# [What the exercise asks]
Without including any images, set down the records below exactly.

START Records

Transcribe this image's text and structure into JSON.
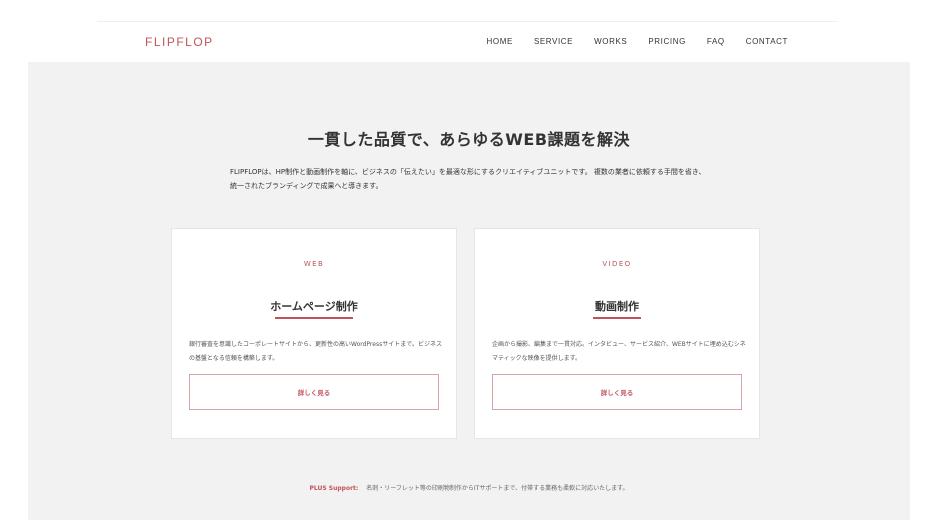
{
  "header": {
    "logo": "FLIPFLOP",
    "nav": [
      "HOME",
      "SERVICE",
      "WORKS",
      "PRICING",
      "FAQ",
      "CONTACT"
    ]
  },
  "main": {
    "headline": "一貫した品質で、あらゆるWEB課題を解決",
    "intro": "FLIPFLOPは、HP制作と動画制作を軸に、ビジネスの「伝えたい」を最適な形にするクリエイティブユニットです。 複数の業者に依頼する手間を省き、統一されたブランディングで成果へと導きます。",
    "cards": [
      {
        "tag": "WEB",
        "title": "ホームページ制作",
        "description": "銀行審査を意識したコーポレートサイトから、更新性の高いWordPressサイトまで。ビジネスの基盤となる信頼を構築します。",
        "button": "詳しく見る"
      },
      {
        "tag": "VIDEO",
        "title": "動画制作",
        "description": "企画から撮影、編集まで一貫対応。インタビュー、サービス紹介、WEBサイトに埋め込むシネマティックな映像を提供します。",
        "button": "詳しく見る"
      }
    ],
    "support": {
      "label": "PLUS Support:",
      "text": "名刺・リーフレット等の印刷物制作からITサポートまで、付帯する業務も柔軟に対応いたします。"
    }
  },
  "colors": {
    "accent": "#c0535a",
    "background": "#f2f2f2",
    "card": "#ffffff"
  }
}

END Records

# [Exercise answer]
Transcribe this image's text and structure into JSON.
{
  "header": {
    "logo": "FLIPFLOP",
    "nav": [
      "HOME",
      "SERVICE",
      "WORKS",
      "PRICING",
      "FAQ",
      "CONTACT"
    ]
  },
  "main": {
    "headline": "一貫した品質で、あらゆるWEB課題を解決",
    "intro": "FLIPFLOPは、HP制作と動画制作を軸に、ビジネスの「伝えたい」を最適な形にするクリエイティブユニットです。 複数の業者に依頼する手間を省き、統一されたブランディングで成果へと導きます。",
    "cards": [
      {
        "tag": "WEB",
        "title": "ホームページ制作",
        "description": "銀行審査を意識したコーポレートサイトから、更新性の高いWordPressサイトまで。ビジネスの基盤となる信頼を構築します。",
        "button": "詳しく見る"
      },
      {
        "tag": "VIDEO",
        "title": "動画制作",
        "description": "企画から撮影、編集まで一貫対応。インタビュー、サービス紹介、WEBサイトに埋め込むシネマティックな映像を提供します。",
        "button": "詳しく見る"
      }
    ],
    "support": {
      "label": "PLUS Support:",
      "text": "名刺・リーフレット等の印刷物制作からITサポートまで、付帯する業務も柔軟に対応いたします。"
    }
  },
  "colors": {
    "accent": "#c0535a",
    "background": "#f2f2f2",
    "card": "#ffffff"
  }
}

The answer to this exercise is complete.